In September 2020, an Irish tourist was arrested for allegedly carving his initials on a pillar of the Colosseum. Such an offence could carry a hefty fine or up to a year in prison. 

In June 2020, an Austrian tourist broke the toes of a sculpture by the neoclassical artist Antonio Canova at a museum in Treviso after sitting on it to take a photo. After police tracked the man down, he apologised and offered to pay to restore the work.

In 2016, a woman who took sand from Budelli, an island off Sardinia famous for its pink sandy beach, returned it after 29 years alongside a confessional letter.

In 2015, a brick taken from the Pompeii ruins in 1958 was put up for sale on eBay.

It is unclear where exactly the piece of marble was taken from, but it could have been the site of the Roman Forum, which was the political heart of the Roman empire.

Stéphane Verger, the director of the National Roman Museum, told Il Messaggero newspaper that the package was sent from Atlanta, Georgia.

“From its tone we imagine it was a young woman,” he said. “In 2017 she must have come to Rome, and took this fragment of marble in order to gift it to her boyfriend.
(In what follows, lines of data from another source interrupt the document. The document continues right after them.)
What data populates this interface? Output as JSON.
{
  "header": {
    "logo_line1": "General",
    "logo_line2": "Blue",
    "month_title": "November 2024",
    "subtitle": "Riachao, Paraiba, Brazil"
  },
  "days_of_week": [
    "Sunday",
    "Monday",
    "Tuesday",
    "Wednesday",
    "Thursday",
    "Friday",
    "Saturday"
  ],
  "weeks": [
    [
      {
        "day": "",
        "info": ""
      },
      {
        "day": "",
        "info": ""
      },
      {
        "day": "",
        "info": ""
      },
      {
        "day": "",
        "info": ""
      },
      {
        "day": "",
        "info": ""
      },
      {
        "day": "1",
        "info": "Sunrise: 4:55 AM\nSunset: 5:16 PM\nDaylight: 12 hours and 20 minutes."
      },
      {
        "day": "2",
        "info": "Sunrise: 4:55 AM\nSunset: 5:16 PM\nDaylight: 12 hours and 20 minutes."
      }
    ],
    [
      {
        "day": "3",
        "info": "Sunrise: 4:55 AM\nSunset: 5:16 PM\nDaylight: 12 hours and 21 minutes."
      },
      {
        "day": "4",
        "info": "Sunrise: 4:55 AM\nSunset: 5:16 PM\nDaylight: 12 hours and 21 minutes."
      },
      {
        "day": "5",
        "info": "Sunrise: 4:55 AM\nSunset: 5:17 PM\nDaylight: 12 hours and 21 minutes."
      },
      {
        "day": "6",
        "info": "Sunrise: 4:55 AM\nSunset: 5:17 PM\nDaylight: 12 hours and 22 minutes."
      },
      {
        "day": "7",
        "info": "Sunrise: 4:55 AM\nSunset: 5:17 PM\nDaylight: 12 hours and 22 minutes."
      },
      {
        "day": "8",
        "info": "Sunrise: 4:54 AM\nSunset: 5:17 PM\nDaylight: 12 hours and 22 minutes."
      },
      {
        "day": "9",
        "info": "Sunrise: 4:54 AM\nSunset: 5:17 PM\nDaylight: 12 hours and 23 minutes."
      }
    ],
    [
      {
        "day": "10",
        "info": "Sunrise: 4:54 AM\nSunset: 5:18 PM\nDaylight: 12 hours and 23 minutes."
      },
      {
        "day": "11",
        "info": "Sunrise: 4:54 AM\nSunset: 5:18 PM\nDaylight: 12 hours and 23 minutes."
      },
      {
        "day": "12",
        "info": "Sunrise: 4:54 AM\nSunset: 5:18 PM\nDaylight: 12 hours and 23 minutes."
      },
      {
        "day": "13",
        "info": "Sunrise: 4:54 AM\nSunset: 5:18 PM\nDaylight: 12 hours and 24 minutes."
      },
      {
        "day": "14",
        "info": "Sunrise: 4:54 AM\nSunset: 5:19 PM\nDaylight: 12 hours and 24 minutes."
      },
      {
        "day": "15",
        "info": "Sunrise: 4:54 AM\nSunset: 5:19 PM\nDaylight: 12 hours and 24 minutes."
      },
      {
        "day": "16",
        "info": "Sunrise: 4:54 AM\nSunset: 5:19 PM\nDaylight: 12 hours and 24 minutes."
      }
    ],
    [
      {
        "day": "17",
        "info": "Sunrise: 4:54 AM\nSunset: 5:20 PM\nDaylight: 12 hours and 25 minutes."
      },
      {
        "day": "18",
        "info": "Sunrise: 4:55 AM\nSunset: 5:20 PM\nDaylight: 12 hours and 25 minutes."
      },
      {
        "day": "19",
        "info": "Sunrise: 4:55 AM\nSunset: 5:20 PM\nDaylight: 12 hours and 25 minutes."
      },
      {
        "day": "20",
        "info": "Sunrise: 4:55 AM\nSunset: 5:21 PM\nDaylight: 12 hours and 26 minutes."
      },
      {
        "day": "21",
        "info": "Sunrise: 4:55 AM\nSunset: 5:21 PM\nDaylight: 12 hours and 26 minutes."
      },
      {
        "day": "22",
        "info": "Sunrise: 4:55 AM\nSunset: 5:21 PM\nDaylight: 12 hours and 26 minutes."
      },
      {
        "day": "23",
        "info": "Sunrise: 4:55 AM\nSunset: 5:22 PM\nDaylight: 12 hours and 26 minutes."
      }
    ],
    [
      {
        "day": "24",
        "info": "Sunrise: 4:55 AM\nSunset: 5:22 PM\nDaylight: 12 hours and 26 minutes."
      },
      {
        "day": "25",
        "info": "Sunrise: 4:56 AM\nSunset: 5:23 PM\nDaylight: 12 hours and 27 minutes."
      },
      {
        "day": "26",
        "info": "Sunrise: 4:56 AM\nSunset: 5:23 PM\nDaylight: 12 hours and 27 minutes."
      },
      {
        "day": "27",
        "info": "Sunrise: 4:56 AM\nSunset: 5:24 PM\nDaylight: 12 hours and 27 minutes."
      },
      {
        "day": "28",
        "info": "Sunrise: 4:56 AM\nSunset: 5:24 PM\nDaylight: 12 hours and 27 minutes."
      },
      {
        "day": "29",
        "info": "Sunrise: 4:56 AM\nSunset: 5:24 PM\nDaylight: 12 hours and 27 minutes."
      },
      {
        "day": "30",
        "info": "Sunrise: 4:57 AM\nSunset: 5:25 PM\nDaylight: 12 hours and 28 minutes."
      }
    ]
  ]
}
It made an impact on me precisely because she is young – she understood that she had made a mistake.”

The incident has left the museum’s management wondering if Jess was encouraged to return the artefact after hearing about Nicole’s widely reported story.

Nicole sent a package containing two mosaic tiles, parts of an amphora and a piece of ceramic to a travel agent in Pompeii, in southern Italy, alongside a letter of confession. She was in her early 20s when she visited the archaeological park in 2005 and blamed the theft for a run of misfortune that had befallen her since, including having breast cancer twice and experiencing financial hardship.

“Who knows,” said Verger. “Maybe she did hear about the Canadian woman. The year 2020, decimated by the Covid pandemic, has made people reflect, as well as moved the conscience. The fact is that three years after the theft, she returned it – it’s a very important symbolic gesture.”

Verger said the marble originated from the quarries of Asia Minor. Jess had prepared the package with care ensuring the relic would arrive safely. “The letter accompanying it was quite moving,” he said.